Nitrogen dioxide at the air–water interface: trapping, absorption, and solvation in the bulk and at the surface

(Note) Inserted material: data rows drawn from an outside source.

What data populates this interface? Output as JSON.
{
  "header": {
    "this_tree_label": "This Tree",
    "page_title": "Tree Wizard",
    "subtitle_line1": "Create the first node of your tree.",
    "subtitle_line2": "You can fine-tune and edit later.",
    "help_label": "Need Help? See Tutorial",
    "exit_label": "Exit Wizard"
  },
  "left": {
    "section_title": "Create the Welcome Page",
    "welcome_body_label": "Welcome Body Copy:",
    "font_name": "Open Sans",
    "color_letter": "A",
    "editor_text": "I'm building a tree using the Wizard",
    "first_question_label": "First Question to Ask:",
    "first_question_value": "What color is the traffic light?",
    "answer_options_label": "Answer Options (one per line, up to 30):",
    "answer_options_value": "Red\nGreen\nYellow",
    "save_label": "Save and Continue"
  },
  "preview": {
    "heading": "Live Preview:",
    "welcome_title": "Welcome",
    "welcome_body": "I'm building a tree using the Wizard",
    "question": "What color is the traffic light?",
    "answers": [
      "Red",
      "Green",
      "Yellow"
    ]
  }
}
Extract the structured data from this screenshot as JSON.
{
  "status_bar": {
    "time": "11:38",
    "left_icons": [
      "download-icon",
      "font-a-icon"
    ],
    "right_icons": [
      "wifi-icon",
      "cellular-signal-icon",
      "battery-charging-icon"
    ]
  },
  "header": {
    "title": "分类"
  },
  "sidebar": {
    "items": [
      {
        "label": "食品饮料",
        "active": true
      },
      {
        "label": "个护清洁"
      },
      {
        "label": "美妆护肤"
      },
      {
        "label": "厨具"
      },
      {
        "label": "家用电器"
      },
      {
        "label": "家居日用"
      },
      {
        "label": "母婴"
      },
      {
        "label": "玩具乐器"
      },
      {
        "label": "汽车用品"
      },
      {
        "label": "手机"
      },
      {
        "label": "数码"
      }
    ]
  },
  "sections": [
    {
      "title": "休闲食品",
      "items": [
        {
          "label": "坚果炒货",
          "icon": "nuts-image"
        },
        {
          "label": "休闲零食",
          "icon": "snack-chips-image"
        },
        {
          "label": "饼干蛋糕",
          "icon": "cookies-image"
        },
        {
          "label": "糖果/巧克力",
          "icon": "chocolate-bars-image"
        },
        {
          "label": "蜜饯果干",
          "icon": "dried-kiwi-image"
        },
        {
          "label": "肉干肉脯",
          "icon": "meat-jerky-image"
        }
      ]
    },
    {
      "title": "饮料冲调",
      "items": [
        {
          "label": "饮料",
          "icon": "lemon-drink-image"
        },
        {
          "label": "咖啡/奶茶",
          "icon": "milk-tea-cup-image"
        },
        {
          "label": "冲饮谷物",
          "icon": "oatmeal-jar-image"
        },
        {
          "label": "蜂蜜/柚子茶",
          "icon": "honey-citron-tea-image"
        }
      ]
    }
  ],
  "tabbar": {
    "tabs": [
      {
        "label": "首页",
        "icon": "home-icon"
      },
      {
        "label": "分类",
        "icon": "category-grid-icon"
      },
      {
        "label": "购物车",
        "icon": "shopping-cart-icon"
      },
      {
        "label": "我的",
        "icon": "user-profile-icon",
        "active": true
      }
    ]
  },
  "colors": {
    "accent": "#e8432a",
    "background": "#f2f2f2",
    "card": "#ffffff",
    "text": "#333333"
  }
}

The interaction of NO2 with water surfaces in the troposphere is of major interest in atmospheric chemistry. We examined an initial step in this process, the uptake of NO2 by water through the use of molecular dynamics simulations. An NO2–H2O intermolecular potential was obtained by fitting to high-level ab initio calculations. We determined the binding of NO2–H2O to be about two times stronger than that previously calculated. From scattering simulations of an NO2 molecule interacting with a water slab we observed that the majority of the scattering events resulted in outcomes in which the NO2 molecule became trapped at the surface or in the interior of the water slab. Typical surface-trapped/adsorbed and bulk-solvated/absorbed trajectories were analyzed to obtain radial distribution functions and the orientational propensity of NO2 with respect to the water surface. We observed an affinity of the nitrogen atom for the oxygen in water, rather than hydrogen-bonding which was rare. The water solvation shell was less tight for the bulk-absorbed NO2 than for the surface-adsorbed NO2. Adsorbed NO2 demonstrated a marked orientational preference, with the oxygens pointing into the vacuum. Such behavior is expected for a mildly hydrophobic and surfactant molecule like NO2. Estimates based on our results suggest that at high NO2 concentrations encountered, for example, in some sampling systems, adsorption and reaction of NO2 at the surface may contribute to the formation of gas-phase HONO.